Illinois, ranked 56th nationally in total offense at 30.7 points per game, is the highest rated offense Wisconsin will have played thus far, but shutout or no, the Badgers’ season is not riding on next week.

Head coach Paul Chryst will concede a score or two against the Illini for a win in a matchup of presumed unbeatens the following week at Ohio State, which will likely be the lone team this season to score more than 14 points on Wisconsin.

The Buckeyes may also decide the Badgers’ playoff fate.

What We’d Like to Forget

The Second Half of That John Carroll/Capital Game

I think we can all agree on this one.

If you’ve never heard of either school, shame on you.
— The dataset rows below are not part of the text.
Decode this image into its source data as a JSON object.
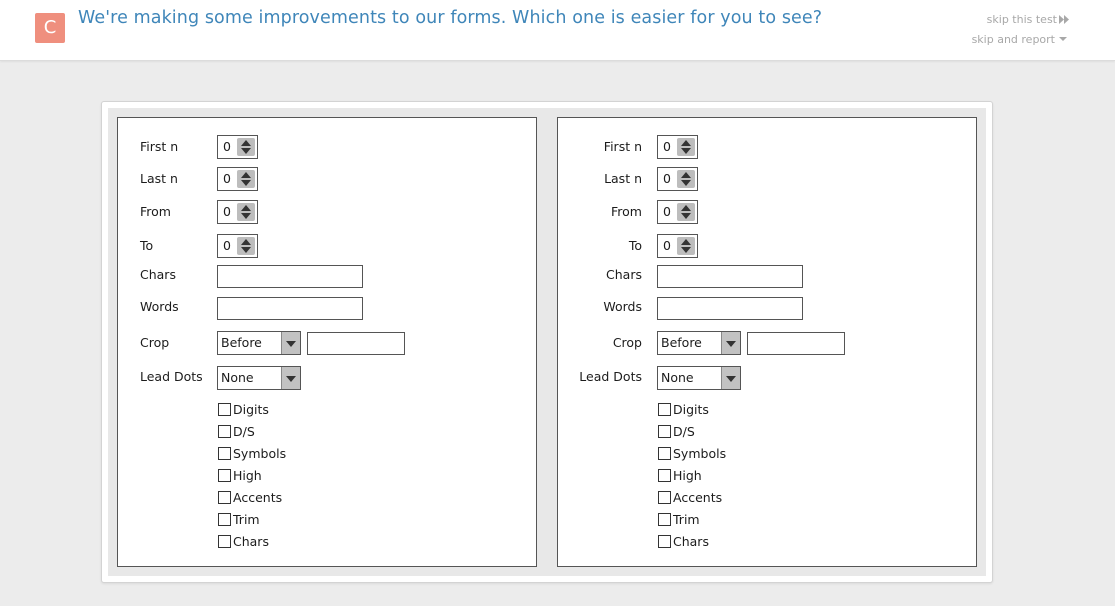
{
  "header": {
    "badge": "C",
    "question": "We're making some improvements to our forms. Which one is easier for you to see?",
    "skip_test": "skip this test",
    "skip_report": "skip and report"
  },
  "form": {
    "labels": {
      "first_n": "First n",
      "last_n": "Last n",
      "from": "From",
      "to": "To",
      "chars": "Chars",
      "words": "Words",
      "crop": "Crop",
      "lead_dots": "Lead Dots"
    },
    "values": {
      "first_n": "0",
      "last_n": "0",
      "from": "0",
      "to": "0",
      "crop": "Before",
      "lead_dots": "None"
    },
    "checkboxes": [
      "Digits",
      "D/S",
      "Symbols",
      "High",
      "Accents",
      "Trim",
      "Chars"
    ]
  }
}
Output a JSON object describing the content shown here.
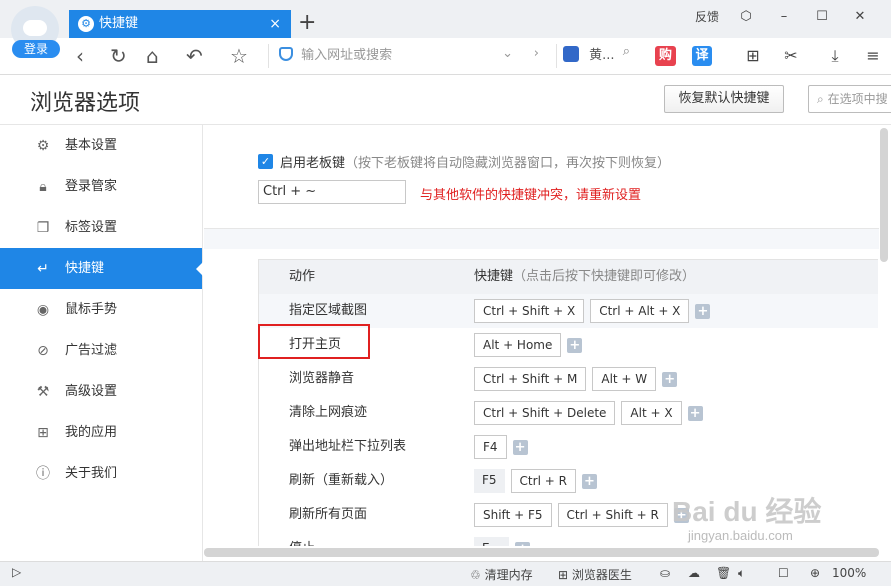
{
  "window": {
    "login_label": "登录",
    "tab_title": "快捷键",
    "tab_close": "×",
    "new_tab": "+",
    "feedback": "反馈",
    "controls": [
      "⬡",
      "–",
      "☐",
      "✕"
    ]
  },
  "address_bar": {
    "url_placeholder": "输入网址或搜索",
    "search_engine_text": "黄..."
  },
  "extensions": {
    "gou": "购",
    "yi": "译"
  },
  "page": {
    "title": "浏览器选项",
    "restore_button": "恢复默认快捷键",
    "search_placeholder": "在选项中搜"
  },
  "sidebar": {
    "items": [
      {
        "label": "基本设置",
        "icon": "gear-icon"
      },
      {
        "label": "登录管家",
        "icon": "lock-icon"
      },
      {
        "label": "标签设置",
        "icon": "tabs-icon"
      },
      {
        "label": "快捷键",
        "icon": "shortcut-icon",
        "active": true
      },
      {
        "label": "鼠标手势",
        "icon": "mouse-icon"
      },
      {
        "label": "广告过滤",
        "icon": "block-icon"
      },
      {
        "label": "高级设置",
        "icon": "wrench-icon"
      },
      {
        "label": "我的应用",
        "icon": "apps-icon"
      },
      {
        "label": "关于我们",
        "icon": "info-icon"
      }
    ]
  },
  "boss_key": {
    "label": "启用老板键",
    "hint": "（按下老板键将自动隐藏浏览器窗口，再次按下则恢复）",
    "value": "Ctrl + ~",
    "conflict": "与其他软件的快捷键冲突，请重新设置"
  },
  "shortcuts": {
    "header_action": "动作",
    "header_key": "快捷键",
    "header_key_hint": "（点击后按下快捷键即可修改）",
    "rows": [
      {
        "action": "指定区域截图",
        "keys": [
          "Ctrl + Shift + X",
          "Ctrl + Alt + X"
        ]
      },
      {
        "action": "打开主页",
        "keys": [
          "Alt + Home"
        ]
      },
      {
        "action": "浏览器静音",
        "keys": [
          "Ctrl + Shift + M",
          "Alt + W"
        ]
      },
      {
        "action": "清除上网痕迹",
        "keys": [
          "Ctrl + Shift + Delete",
          "Alt + X"
        ]
      },
      {
        "action": "弹出地址栏下拉列表",
        "keys": [
          "F4"
        ]
      },
      {
        "action": "刷新（重新载入）",
        "keys": [
          "F5",
          "Ctrl + R"
        ]
      },
      {
        "action": "刷新所有页面",
        "keys": [
          "Shift + F5",
          "Ctrl + Shift + R"
        ]
      },
      {
        "action": "停止",
        "keys": [
          "E..."
        ]
      }
    ]
  },
  "statusbar": {
    "clean_memory": "清理内存",
    "doctor": "浏览器医生",
    "zoom": "100%"
  },
  "watermark": {
    "brand": "Bai du 经验",
    "url": "jingyan.baidu.com"
  }
}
And if you’re just now finding out about this game, you best check your fandom.

What transpired on Purmort Field at Bernlohr Stadium Saturday afternoon was dominance of either epic or embarrassing proportions, depending upon your perspective. What’s not debatable is the historical significance.

John Carroll University, a nationally ranked Division III powerhouse, beat winless Ohio Athletic Conference rival Capital University, 90-0, matching its own school record and setting a new conference record for points scored in a game.

But the fireworks didn’t start right away.

Leading only 28-0 at the half, the Blue Streaks scored on plays of 35, 38, 45, 52, 59, 62, 69, 76, 83, and 90 yards over the last two quarters and finished the game with 564 yards on the ground — despite possessing the football for all of 19 minutes — against the beleaguered Crusader defense, which allows more than 50 points per game.

“I kind of felt bad,” said John Carroll running back Michael Canganelli, who had 156 yards and three touchdowns on 13 carries. “You can’t really tell the reserves to go in there and not run hard, not do your job. But 90 points is crazy.”

Yes, it certainly is. What’s crazier is the fact that, before Saturday, the Blue Streaks had only scored a total of 80 points in four previous games.

After the embarrassment, JCU threw salt on the wounds.

It was Homecoming weekend for Capital, during which they also played John Carroll in men’s and women’s soccer and women’s volleyball.

The Crusaders lost all three of those games.